Some of you may recall the Space Shuttle Columbia disaster on February 1, 2003, when the Space Shuttle Columbia (OV-102) disintegrated as it reentered the atmosphere, killing all seven crew members. Without going into the some of the detail technical details, some of the tiles on the outside of the shuttle fell off when it took off. But this had happened before and so people thought "so what? they have fallen off before, why does it matter?" In this case the result of the tiles falling off was fatal.
Adam also talks about the Dunning–Kruger effect which is a cognitive bias where people will overestimate their ability. Adam goes onto say "If we're certain that we know something, we have no reason to look for gaps and flaws in our knowledge - let alone fill or correct them.”
Adam also talks about research where rival American Football teams worked together to try and create a level of co-operation after generations of ingrained rivalry and aggression.
Certainly worth a read.
It also REMINDS me of certain biases, habits, and fallacies that one fall for, if not being made conscious from time to time.
Consider the following:
1. Do you want your opinions and knowledge to be made right, or wish (hence claim) that they are right?
2. Do you wear an advocate and politician or scientist hat when looking at a situation?
3. Being competent and being confident are dependent or independent variables? If there is a causal relation, than what is the direction?
4. Asking HOW helps reveal to the overconfident, his depth/shallowness of knowledge and need to know more?
5. Only the secure identity harness the benefit of doubt, Can you?
6. Is your opinion being proven wrong a question about hurt self-identity or joyous occasion of less wrong in future?
7. Is the team encountering relationship conflicts or tasks conflict?
8. Are you able to keep with the challengers because they care, and weed out insecure criticizers?
9. Are your disagreements leading to debate or dispute?
10. The more important the matter, do you rely on presenting more arguments in favour of your side, or few important ones, but explained at length?
11. To solicit feedback, do u use the rating scale to peg response and seek ways to improve the score?
12. Do u assume or ask what kind of evidence will allow others to open their position for a rethink?
13. Stereotypes are rarely questioned by giving counter-evidence but often by asking how do you know? And what would it take to verify?
14. Do u motivate someone to change or nudge someone to think of their own reason to change?
15. Do u base your motivational speech on assumptions, or actually listen through motivational interviewing?

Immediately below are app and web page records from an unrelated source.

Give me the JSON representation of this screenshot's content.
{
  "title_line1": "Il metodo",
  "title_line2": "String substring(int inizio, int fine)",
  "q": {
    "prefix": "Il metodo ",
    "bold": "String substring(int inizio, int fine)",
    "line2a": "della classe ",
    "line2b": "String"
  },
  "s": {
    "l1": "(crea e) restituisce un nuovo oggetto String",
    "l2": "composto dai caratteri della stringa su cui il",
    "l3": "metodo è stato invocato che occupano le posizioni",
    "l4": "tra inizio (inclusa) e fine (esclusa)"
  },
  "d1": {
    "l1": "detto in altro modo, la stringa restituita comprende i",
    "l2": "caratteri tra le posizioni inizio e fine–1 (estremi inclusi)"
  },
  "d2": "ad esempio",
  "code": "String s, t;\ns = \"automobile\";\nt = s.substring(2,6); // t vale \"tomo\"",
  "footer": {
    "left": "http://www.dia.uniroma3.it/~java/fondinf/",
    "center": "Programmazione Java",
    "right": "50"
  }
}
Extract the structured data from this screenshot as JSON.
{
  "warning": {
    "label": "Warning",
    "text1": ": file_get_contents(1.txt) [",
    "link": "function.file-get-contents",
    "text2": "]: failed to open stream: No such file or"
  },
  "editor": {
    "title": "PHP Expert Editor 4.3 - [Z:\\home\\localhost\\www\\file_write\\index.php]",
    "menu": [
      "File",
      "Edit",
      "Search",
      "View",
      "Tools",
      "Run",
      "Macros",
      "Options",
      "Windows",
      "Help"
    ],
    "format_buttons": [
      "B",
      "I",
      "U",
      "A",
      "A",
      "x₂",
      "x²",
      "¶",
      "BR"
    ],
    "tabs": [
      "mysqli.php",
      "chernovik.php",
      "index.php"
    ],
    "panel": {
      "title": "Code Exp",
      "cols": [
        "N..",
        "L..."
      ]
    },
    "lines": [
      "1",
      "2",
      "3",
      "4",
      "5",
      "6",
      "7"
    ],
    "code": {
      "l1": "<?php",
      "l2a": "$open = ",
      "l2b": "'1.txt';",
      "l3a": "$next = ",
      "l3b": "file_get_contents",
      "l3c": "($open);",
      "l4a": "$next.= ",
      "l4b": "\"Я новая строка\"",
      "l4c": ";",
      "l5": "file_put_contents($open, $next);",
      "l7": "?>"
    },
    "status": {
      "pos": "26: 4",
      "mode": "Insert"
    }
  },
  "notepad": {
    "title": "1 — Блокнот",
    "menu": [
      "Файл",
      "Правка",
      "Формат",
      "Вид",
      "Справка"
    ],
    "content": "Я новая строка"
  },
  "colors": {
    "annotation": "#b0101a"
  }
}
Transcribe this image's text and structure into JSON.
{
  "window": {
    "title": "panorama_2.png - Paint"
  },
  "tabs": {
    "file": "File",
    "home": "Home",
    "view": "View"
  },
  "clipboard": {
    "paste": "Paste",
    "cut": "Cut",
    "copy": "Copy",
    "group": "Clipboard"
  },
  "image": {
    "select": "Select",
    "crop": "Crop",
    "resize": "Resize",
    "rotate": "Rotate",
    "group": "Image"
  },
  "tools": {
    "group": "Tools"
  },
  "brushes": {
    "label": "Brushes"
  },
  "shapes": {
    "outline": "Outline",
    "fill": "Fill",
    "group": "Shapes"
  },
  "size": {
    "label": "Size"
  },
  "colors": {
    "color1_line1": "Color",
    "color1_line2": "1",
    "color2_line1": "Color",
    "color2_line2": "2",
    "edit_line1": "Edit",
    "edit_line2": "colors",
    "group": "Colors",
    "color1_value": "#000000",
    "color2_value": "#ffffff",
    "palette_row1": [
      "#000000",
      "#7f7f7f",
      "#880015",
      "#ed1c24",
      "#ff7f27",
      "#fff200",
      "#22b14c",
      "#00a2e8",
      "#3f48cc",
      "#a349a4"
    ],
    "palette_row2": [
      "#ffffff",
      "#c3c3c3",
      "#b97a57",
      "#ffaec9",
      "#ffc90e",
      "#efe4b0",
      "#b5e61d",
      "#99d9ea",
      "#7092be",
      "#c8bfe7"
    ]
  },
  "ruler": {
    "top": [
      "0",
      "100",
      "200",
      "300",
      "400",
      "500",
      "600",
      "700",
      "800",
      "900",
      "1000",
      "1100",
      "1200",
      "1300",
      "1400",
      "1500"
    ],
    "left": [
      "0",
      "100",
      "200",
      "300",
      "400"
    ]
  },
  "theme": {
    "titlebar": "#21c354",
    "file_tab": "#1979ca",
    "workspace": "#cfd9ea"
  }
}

16. Attending lectures are enjoyable to experience, but does that translate into effective learning? Would active learning help you get better grades?
17. How often do u present material that is open to iteration, refinement, and multiple feedbacks to come to better shape? Do u teach the patience to invite suggestions or embrace criticism?
18. How do u marry psychological safety with accountability for results?
19. Psychological safe teams make more errors or reveal more errors?
20. How can u differentiate perseverance vs stubbornness in your stand?
You may be sure of the response to some of them, but in the spirit of think again, do validate with your critiques or take the easy route of checking with Adam!
On the content, no major complains. The books reads well and it is obviously written by an expert and passionate author. Yet it is too diverse, and in the end the point of the whole text gets somehow lost. This is a self-help treaty, a know-yourself better publication and a psichology volume - all in one and never fully settling for one of these fields. It is a good work, but the reader does not find a clear line to follow or fall for.
In conclusion: a worthy read of a few interesting (and helpful) ideas, marred by undefinition and, I'm afraid I must insist, an edition that seems to be made to impress the reader.